[Work instructions]
Wherever the string "title" shows up in the records below, return that line.

[Excerpted records]

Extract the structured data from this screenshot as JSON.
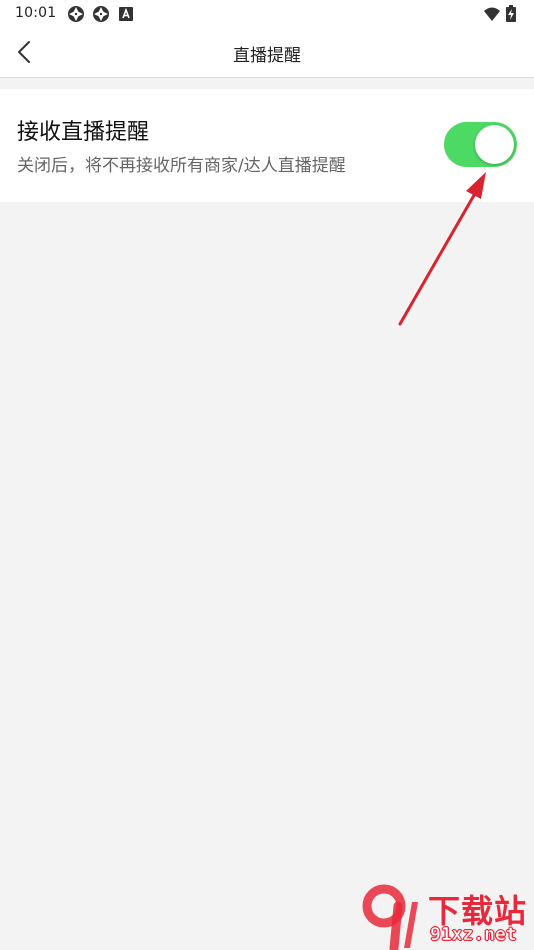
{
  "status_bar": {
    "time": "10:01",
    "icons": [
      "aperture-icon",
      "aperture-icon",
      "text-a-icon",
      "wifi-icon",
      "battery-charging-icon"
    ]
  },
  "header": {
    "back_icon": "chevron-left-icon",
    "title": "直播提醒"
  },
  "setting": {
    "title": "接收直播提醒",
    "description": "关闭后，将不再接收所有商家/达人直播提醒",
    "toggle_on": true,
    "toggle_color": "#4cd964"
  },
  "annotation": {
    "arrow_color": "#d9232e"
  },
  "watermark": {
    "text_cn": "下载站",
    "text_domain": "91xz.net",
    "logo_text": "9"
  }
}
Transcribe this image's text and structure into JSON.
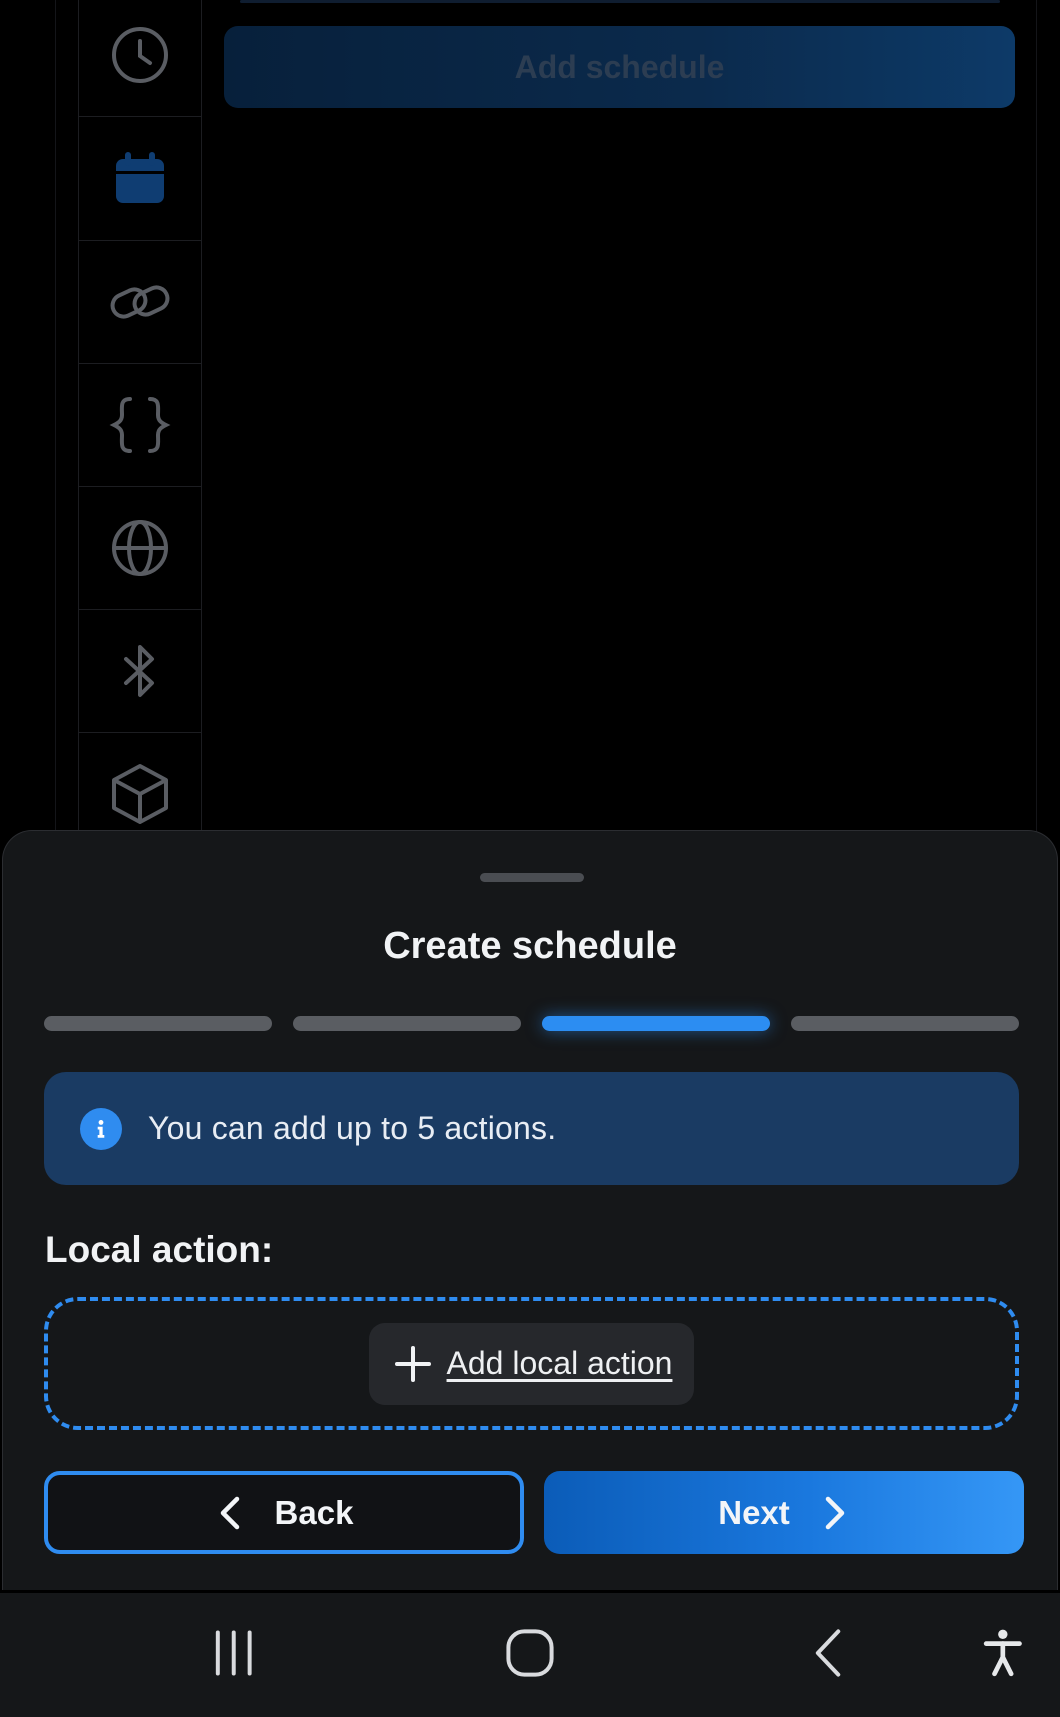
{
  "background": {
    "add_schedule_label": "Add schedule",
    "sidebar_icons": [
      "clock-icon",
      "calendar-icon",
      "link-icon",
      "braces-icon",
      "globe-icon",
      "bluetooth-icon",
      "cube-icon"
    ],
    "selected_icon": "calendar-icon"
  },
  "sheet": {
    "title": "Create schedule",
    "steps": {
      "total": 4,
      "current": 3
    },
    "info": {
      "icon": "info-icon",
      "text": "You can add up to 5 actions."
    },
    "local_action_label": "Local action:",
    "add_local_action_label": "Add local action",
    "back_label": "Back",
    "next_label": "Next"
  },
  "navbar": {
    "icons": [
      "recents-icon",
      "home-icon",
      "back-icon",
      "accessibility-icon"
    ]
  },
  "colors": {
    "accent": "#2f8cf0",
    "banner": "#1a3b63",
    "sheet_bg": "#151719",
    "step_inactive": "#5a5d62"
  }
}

[Answer for this exercise]
    "title": "直播提醒"
    "title": "接收直播提醒",
    "title": "Create schedule",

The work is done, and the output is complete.